--- START ---

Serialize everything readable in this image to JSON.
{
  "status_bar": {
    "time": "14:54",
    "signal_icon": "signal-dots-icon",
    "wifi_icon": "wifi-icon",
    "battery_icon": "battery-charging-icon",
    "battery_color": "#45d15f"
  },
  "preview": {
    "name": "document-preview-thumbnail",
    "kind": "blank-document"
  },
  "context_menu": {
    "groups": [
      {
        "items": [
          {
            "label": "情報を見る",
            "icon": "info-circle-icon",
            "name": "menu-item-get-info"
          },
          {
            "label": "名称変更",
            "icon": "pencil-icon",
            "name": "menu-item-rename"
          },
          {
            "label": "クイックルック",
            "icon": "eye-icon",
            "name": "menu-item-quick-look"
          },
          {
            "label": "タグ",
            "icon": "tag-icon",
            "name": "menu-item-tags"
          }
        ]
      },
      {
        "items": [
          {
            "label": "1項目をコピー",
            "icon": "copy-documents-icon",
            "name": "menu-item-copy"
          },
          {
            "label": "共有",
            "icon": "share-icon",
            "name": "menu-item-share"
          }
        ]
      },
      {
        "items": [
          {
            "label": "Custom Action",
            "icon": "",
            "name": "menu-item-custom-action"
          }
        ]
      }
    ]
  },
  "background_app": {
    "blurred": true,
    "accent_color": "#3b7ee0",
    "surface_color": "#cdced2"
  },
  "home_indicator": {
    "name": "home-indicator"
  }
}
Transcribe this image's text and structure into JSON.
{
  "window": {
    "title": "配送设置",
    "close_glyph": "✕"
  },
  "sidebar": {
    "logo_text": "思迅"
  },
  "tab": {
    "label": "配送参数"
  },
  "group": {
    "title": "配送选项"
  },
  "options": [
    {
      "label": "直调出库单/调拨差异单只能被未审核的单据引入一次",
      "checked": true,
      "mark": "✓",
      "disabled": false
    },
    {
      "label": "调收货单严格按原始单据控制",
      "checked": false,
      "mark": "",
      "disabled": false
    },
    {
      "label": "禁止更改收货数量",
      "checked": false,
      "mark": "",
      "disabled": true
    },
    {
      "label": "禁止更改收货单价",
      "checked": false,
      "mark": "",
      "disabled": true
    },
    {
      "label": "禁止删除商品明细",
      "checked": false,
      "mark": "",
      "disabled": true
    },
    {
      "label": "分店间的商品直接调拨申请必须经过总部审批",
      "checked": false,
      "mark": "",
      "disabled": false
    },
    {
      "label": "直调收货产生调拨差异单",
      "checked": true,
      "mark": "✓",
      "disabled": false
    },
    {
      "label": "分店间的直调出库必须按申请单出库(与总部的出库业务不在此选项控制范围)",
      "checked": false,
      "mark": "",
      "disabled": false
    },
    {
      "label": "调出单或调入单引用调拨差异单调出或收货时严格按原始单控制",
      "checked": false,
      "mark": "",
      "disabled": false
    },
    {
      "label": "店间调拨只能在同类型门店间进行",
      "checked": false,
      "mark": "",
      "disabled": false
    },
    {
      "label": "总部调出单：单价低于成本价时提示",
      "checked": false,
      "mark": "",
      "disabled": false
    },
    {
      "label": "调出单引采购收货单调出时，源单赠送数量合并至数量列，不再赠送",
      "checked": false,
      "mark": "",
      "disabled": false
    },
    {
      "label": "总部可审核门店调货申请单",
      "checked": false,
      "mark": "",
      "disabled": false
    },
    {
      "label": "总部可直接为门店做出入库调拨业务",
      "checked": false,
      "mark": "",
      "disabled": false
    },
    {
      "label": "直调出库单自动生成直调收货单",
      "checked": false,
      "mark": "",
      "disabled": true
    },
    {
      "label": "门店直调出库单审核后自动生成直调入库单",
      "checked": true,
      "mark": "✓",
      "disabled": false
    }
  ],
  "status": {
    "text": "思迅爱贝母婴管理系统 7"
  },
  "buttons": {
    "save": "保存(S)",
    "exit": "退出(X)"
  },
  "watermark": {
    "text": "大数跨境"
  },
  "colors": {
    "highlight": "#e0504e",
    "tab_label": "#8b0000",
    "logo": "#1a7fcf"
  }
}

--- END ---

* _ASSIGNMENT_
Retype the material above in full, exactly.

* _ANSWER TO THE PROBLEM_
Serialize everything readable in this image to JSON.
{
  "status_bar": {
    "time": "14:54",
    "signal_icon": "signal-dots-icon",
    "wifi_icon": "wifi-icon",
    "battery_icon": "battery-charging-icon",
    "battery_color": "#45d15f"
  },
  "preview": {
    "name": "document-preview-thumbnail",
    "kind": "blank-document"
  },
  "context_menu": {
    "groups": [
      {
        "items": [
          {
            "label": "情報を見る",
            "icon": "info-circle-icon",
            "name": "menu-item-get-info"
          },
          {
            "label": "名称変更",
            "icon": "pencil-icon",
            "name": "menu-item-rename"
          },
          {
            "label": "クイックルック",
            "icon": "eye-icon",
            "name": "menu-item-quick-look"
          },
          {
            "label": "タグ",
            "icon": "tag-icon",
            "name": "menu-item-tags"
          }
        ]
      },
      {
        "items": [
          {
            "label": "1項目をコピー",
            "icon": "copy-documents-icon",
            "name": "menu-item-copy"
          },
          {
            "label": "共有",
            "icon": "share-icon",
            "name": "menu-item-share"
          }
        ]
      },
      {
        "items": [
          {
            "label": "Custom Action",
            "icon": "",
            "name": "menu-item-custom-action"
          }
        ]
      }
    ]
  },
  "background_app": {
    "blurred": true,
    "accent_color": "#3b7ee0",
    "surface_color": "#cdced2"
  },
  "home_indicator": {
    "name": "home-indicator"
  }
}
Transcribe this image's text and structure into JSON.
{
  "window": {
    "title": "配送设置",
    "close_glyph": "✕"
  },
  "sidebar": {
    "logo_text": "思迅"
  },
  "tab": {
    "label": "配送参数"
  },
  "group": {
    "title": "配送选项"
  },
  "options": [
    {
      "label": "直调出库单/调拨差异单只能被未审核的单据引入一次",
      "checked": true,
      "mark": "✓",
      "disabled": false
    },
    {
      "label": "调收货单严格按原始单据控制",
      "checked": false,
      "mark": "",
      "disabled": false
    },
    {
      "label": "禁止更改收货数量",
      "checked": false,
      "mark": "",
      "disabled": true
    },
    {
      "label": "禁止更改收货单价",
      "checked": false,
      "mark": "",
      "disabled": true
    },
    {
      "label": "禁止删除商品明细",
      "checked": false,
      "mark": "",
      "disabled": true
    },
    {
      "label": "分店间的商品直接调拨申请必须经过总部审批",
      "checked": false,
      "mark": "",
      "disabled": false
    },
    {
      "label": "直调收货产生调拨差异单",
      "checked": true,
      "mark": "✓",
      "disabled": false
    },
    {
      "label": "分店间的直调出库必须按申请单出库(与总部的出库业务不在此选项控制范围)",
      "checked": false,
      "mark": "",
      "disabled": false
    },
    {
      "label": "调出单或调入单引用调拨差异单调出或收货时严格按原始单控制",
      "checked": false,
      "mark": "",
      "disabled": false
    },
    {
      "label": "店间调拨只能在同类型门店间进行",
      "checked": false,
      "mark": "",
      "disabled": false
    },
    {
      "label": "总部调出单：单价低于成本价时提示",
      "checked": false,
      "mark": "",
      "disabled": false
    },
    {
      "label": "调出单引采购收货单调出时，源单赠送数量合并至数量列，不再赠送",
      "checked": false,
      "mark": "",
      "disabled": false
    },
    {
      "label": "总部可审核门店调货申请单",
      "checked": false,
      "mark": "",
      "disabled": false
    },
    {
      "label": "总部可直接为门店做出入库调拨业务",
      "checked": false,
      "mark": "",
      "disabled": false
    },
    {
      "label": "直调出库单自动生成直调收货单",
      "checked": false,
      "mark": "",
      "disabled": true
    },
    {
      "label": "门店直调出库单审核后自动生成直调入库单",
      "checked": true,
      "mark": "✓",
      "disabled": false
    }
  ],
  "status": {
    "text": "思迅爱贝母婴管理系统 7"
  },
  "buttons": {
    "save": "保存(S)",
    "exit": "退出(X)"
  },
  "watermark": {
    "text": "大数跨境"
  },
  "colors": {
    "highlight": "#e0504e",
    "tab_label": "#8b0000",
    "logo": "#1a7fcf"
  }
}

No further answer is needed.